    Beware the defaults! (in windowing functions)[/url]

    Need an answer? No, you need a question
    My blog at https://sqlkover.com.
    MCSE Business Intelligence - Microsoft Data Platform MVP

  • Ed Wagner

    SSC Guru

    Points: 286976

    Koen Verbeeck (1/7/2016)


    Ed Wagner (1/7/2016)


    Great (yet simple) illustration of a concept I use frequently. I did not know that the ORDER BY clause was optional, so I learned something new. Thanks.

    That's very important though!

    If you specify an ORDER BY clause, you have a windowing function as introduced in SQL Server 2012. Which means you have the default of RANGE BETWEEN UNBOUNDED PRECEDING AND CURRENT ROW, which is a terrible default performance wise, but it can also lead to unexpected results.

    If you don't specify an ORDER BY clause, you have the "traditional" window function as defined in SQL 2005, which is useful for calculating subtotals and totals.

    More info:

    Beware the defaults! (in windowing functions)[/url]

    Right - the totals and subtotals is the exact scenario I was thinking of. I agree with your point about the default, but at least we have the flexibility. Personally, I think the windowing functions are one of the most useful things they've introduced in the past 10 years since SQL 2005. Just another tool in the toolbox, but a highly useful one.

  • Revenant

    SSC-Forever

    Points: 42467

    Interesting question, interesting discussion. Thanks, Steve!

  • Koen Verbeeck

    SSC Guru

    Points: 258965

    Ed Wagner (1/7/2016)


    Koen Verbeeck (1/7/2016)


    Ed Wagner (1/7/2016)


    Great (yet simple) illustration of a concept I use frequently. I did not know that the ORDER BY clause was optional, so I learned something new. Thanks.

    That's very important though!

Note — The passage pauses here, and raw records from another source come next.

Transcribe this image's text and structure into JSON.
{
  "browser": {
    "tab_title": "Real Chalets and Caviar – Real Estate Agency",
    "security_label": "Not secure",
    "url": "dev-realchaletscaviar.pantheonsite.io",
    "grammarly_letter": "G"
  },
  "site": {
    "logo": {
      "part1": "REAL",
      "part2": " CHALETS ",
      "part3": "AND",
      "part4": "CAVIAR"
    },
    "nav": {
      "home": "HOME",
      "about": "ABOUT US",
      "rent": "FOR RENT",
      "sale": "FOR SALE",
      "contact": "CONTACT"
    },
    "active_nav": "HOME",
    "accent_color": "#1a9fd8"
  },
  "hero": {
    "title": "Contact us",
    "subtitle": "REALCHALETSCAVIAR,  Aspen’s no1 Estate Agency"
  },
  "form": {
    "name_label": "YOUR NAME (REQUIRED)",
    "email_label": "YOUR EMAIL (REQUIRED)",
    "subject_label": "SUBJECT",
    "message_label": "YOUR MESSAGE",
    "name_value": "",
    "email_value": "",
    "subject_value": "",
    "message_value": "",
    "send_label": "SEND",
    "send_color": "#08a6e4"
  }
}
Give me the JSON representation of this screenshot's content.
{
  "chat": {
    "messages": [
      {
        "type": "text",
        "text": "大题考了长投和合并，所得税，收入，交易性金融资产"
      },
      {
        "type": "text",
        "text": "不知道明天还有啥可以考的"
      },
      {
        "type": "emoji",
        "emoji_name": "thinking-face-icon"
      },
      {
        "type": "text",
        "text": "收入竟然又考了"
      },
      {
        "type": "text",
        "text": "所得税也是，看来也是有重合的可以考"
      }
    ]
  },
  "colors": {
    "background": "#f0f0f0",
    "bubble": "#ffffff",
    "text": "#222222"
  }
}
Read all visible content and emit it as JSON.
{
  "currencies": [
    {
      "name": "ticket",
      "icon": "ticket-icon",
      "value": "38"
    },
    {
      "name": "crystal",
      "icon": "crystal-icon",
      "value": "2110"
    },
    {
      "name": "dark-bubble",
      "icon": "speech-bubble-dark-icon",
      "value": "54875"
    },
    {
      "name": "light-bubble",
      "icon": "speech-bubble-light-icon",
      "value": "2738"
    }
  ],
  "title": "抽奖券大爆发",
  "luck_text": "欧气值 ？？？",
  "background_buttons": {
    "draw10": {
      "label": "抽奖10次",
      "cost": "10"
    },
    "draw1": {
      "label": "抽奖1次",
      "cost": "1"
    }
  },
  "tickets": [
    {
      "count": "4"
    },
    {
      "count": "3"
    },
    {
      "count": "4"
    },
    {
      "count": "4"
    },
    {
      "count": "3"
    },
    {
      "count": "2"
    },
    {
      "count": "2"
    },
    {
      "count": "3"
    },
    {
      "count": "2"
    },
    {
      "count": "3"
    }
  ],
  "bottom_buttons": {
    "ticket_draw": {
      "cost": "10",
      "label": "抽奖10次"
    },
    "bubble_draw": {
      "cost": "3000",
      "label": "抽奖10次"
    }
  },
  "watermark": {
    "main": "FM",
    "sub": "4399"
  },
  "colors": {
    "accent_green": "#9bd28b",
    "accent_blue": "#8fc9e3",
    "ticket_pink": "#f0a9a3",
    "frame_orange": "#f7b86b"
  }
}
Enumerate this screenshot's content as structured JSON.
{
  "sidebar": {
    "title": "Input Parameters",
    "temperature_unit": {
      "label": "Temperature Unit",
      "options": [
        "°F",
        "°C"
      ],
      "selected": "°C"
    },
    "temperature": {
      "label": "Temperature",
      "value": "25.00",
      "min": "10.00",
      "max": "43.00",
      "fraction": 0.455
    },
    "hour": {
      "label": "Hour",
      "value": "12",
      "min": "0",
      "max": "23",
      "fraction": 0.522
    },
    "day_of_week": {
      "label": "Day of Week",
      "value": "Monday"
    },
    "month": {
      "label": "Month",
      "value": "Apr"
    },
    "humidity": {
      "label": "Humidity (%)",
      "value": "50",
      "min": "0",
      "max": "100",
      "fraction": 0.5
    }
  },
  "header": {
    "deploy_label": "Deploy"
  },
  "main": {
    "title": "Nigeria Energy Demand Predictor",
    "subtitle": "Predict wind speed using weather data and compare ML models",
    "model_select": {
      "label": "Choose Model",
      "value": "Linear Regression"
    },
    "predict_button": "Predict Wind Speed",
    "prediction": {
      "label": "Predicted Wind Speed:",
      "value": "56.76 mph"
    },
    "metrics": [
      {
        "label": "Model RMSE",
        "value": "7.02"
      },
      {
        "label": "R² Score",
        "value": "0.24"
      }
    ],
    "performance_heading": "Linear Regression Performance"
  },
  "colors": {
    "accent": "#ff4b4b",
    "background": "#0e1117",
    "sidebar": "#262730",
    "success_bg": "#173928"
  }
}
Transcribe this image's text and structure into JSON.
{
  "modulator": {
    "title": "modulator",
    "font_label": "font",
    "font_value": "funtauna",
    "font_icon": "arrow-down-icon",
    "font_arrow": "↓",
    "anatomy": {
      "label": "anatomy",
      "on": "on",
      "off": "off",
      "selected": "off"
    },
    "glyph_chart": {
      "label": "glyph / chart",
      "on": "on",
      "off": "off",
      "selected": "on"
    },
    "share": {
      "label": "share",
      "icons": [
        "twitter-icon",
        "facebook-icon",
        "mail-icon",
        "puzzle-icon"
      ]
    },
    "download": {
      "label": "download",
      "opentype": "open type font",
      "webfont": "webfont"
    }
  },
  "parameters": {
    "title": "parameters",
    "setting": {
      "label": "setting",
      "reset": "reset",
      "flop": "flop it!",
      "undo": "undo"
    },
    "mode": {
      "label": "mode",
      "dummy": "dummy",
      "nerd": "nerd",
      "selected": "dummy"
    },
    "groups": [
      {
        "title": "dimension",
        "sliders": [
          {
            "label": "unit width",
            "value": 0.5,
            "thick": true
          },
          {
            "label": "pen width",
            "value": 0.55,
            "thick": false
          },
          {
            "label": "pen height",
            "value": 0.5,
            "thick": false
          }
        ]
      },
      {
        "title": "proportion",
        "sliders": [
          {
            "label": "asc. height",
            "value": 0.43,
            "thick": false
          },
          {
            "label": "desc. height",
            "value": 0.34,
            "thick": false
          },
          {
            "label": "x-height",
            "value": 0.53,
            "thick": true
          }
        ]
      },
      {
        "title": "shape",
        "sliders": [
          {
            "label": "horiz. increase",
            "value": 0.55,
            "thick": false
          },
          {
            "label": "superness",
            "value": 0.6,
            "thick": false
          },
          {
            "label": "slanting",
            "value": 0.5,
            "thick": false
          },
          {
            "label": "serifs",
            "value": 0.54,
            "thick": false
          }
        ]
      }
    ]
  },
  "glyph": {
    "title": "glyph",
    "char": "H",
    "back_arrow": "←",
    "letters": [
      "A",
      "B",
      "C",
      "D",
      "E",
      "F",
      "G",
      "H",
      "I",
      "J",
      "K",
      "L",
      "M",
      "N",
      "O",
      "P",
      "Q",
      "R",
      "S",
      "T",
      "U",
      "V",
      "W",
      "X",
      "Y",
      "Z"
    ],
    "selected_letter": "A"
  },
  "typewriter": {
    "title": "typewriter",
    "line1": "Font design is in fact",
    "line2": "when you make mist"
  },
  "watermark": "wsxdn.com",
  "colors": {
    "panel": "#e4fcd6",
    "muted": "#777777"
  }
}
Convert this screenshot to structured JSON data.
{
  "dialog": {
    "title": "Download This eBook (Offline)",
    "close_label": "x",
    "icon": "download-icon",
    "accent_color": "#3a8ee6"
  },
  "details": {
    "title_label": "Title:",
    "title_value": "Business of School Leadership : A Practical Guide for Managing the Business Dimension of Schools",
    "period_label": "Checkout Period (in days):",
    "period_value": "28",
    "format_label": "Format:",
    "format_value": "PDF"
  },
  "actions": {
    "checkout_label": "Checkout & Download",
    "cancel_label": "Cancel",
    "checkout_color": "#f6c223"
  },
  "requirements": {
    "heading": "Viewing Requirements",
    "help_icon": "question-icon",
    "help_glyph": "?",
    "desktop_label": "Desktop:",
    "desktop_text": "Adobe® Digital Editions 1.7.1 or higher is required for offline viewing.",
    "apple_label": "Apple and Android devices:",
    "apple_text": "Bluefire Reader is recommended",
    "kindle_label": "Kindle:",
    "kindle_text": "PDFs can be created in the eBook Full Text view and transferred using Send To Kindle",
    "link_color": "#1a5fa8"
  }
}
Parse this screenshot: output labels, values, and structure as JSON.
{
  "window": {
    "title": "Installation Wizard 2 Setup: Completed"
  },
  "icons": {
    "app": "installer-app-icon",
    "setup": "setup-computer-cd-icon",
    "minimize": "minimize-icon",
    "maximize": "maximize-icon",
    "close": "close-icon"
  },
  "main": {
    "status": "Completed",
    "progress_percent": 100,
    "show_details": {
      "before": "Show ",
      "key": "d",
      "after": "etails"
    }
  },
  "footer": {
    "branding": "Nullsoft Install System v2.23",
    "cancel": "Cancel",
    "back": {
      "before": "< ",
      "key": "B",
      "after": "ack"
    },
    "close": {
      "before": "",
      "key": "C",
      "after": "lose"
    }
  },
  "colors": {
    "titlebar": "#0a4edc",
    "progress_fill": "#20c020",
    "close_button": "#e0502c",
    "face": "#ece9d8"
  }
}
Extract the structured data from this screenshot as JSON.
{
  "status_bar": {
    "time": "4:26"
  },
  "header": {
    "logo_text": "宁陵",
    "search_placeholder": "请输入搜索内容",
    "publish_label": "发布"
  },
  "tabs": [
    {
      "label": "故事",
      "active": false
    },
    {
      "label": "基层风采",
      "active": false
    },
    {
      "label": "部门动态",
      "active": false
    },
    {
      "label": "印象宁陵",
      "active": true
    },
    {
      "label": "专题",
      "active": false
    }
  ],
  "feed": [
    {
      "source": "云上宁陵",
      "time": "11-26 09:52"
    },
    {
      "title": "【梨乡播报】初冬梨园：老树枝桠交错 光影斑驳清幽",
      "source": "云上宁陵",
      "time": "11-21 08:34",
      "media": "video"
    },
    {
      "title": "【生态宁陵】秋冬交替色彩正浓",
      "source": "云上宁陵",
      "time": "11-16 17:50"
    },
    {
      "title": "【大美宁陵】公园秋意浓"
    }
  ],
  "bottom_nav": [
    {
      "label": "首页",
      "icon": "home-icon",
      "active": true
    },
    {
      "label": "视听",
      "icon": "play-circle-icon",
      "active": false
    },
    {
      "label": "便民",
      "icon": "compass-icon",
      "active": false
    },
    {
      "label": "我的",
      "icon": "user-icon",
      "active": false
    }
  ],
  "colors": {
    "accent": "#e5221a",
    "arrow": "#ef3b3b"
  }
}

    If you specify an ORDER BY clause, you have a windowing function as introduced in SQL Server 2012. Which means you have the default of RANGE BETWEEN UNBOUNDED PRECEDING AND CURRENT ROW, which is a terrible default performance wise, but it can also lead to unexpected results.

    If you don't specify an ORDER BY clause, you have the "traditional" window function as defined in SQL 2005, which is useful for calculating subtotals and totals.

    More info:

    Beware the defaults! (in windowing functions)[/url]

    Right - the totals and subtotals is the exact scenario I was thinking of. I agree with your point about the default, but at least we have the flexibility. Personally, I think the windowing functions are one of the most useful things they've introduced in the past 10 years since SQL 2005. Just another tool in the toolbox, but a highly useful one.

    They are immensely useful in writing BI queries. I can't imagine my job without window functions.

    Need an answer? No, you need a question
    My blog at https://sqlkover.com.
    MCSE Business Intelligence - Microsoft Data Platform MVP

Viewing 15 posts - 1 through 15 (of 19 total)

You must be logged in to reply to this topic. Login to reply